Whether you’re trying to lose weight or want to build lean muscle, you might wondering how much protein you actually need. That’s a fair question, as males and females are built differently and everyone’s metabolism varies. How much protein you need will often depend on how much you intend to exercise and what your physical condition is right now.
How to Determine Protein Intake
It's recommended that 10–35% of your daily calories come from protein as a general estimate, this way of calculating takes into account how old you are and how active you are. Generally, those who engage in heavyweight fitness routines or have highly active lifestyles will need more protein than people who sit in front of a computer to work all day long.
Where to Find Protein
Many fresh foods carry high protein content:
Beef, Lamb, Buffalo or Bison
Chicken, Turkey and other Poultry
Nuts and Seeds
Proteins are part of every cell, tissue, and organ in our bodies. The body is constantly turning over these proteins. We digest protein from foods, turning them into amino acids that are later used to replace these proteins in our bodies.
Amino acids are the building blocks of Protein. There are 20 different amino acids that join together to make different types of protein. Some amino acids can't be made by our bodies, these are known as essential amino acids, as it is essential that our diet provide these.
A complete protein source provides all of the essential amino acids. These are also called high quality proteins. Animal-based protein, like meat, poultry, fish, milk, eggs, and cheese are considered complete protein sources.
An incomplete protein source is lacking in one or more of the essential amino acids. Complementary proteins are two or more incomplete protein sources that combine to provide adequate amounts of all the essential amino acids. It's important to utilize Complementary proteins if you do not consume animal products.

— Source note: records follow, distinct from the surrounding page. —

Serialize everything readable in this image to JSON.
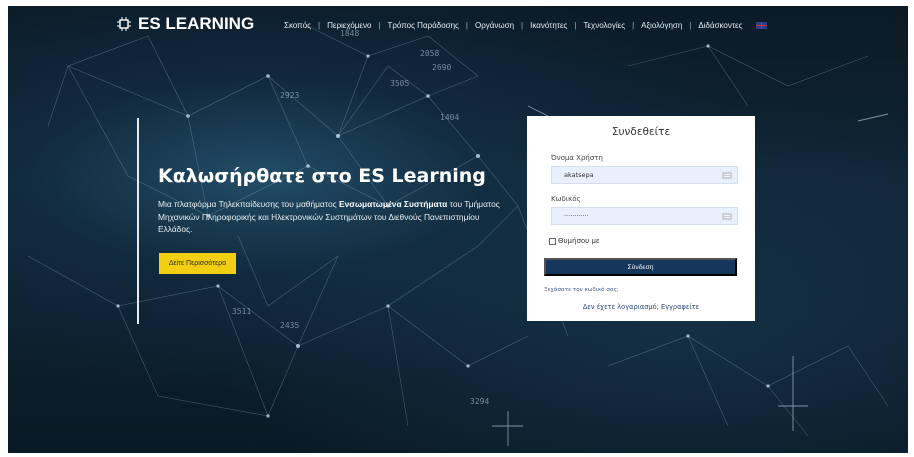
{
  "header": {
    "logo_text": "ES LEARNING",
    "nav": [
      {
        "label": "Σκοπός"
      },
      {
        "label": "Περιεχόμενο"
      },
      {
        "label": "Τρόπος Παράδοσης"
      },
      {
        "label": "Οργάνωση"
      },
      {
        "label": "Ικανότητες"
      },
      {
        "label": "Τεχνολογίες"
      },
      {
        "label": "Αξιολόγηση"
      },
      {
        "label": "Διδάσκοντες"
      }
    ]
  },
  "hero": {
    "title": "Καλωσήρθατε στο ES Learning",
    "desc_pre": "Μια πλατφόρμα Τηλεκπαίδευσης του μαθήματος ",
    "desc_bold": "Ενσωματωμένα Συστήματα",
    "desc_post": " του Τμήματος Μηχανικών Πληροφορικής και Ηλεκτρονικών Συστημάτων του Διεθνούς Πανεπιστημίου Ελλάδος.",
    "cta_label": "Δείτε Περισσότερα"
  },
  "login": {
    "title": "Συνδεθείτε",
    "username_label": "Όνομα Χρήστη",
    "username_value": "akatsepa",
    "password_label": "Κωδικός",
    "password_value": "············",
    "remember_label": "Θυμήσου με",
    "submit_label": "Σύνδεση",
    "forgot_label": "Ξεχάσατε τον κωδικό σας;",
    "signup_label": "Δεν έχετε λογαριασμό; Εγγραφείτε"
  },
  "background_numbers": [
    "1848",
    "2058",
    "2690",
    "3505",
    "2923",
    "1404",
    "3511",
    "2435",
    "3294"
  ],
  "colors": {
    "accent_yellow": "#f2cf12",
    "button_navy": "#15365d",
    "input_bg": "#e8f0fe"
  }
}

The services and information on this site are for informational purposes only and do not constitute medical advice or a recommendation for your specific condition or situation. Consult your physician before you begin any exercise, nutrition, diet, or weight loss program or other change in your lifestyle.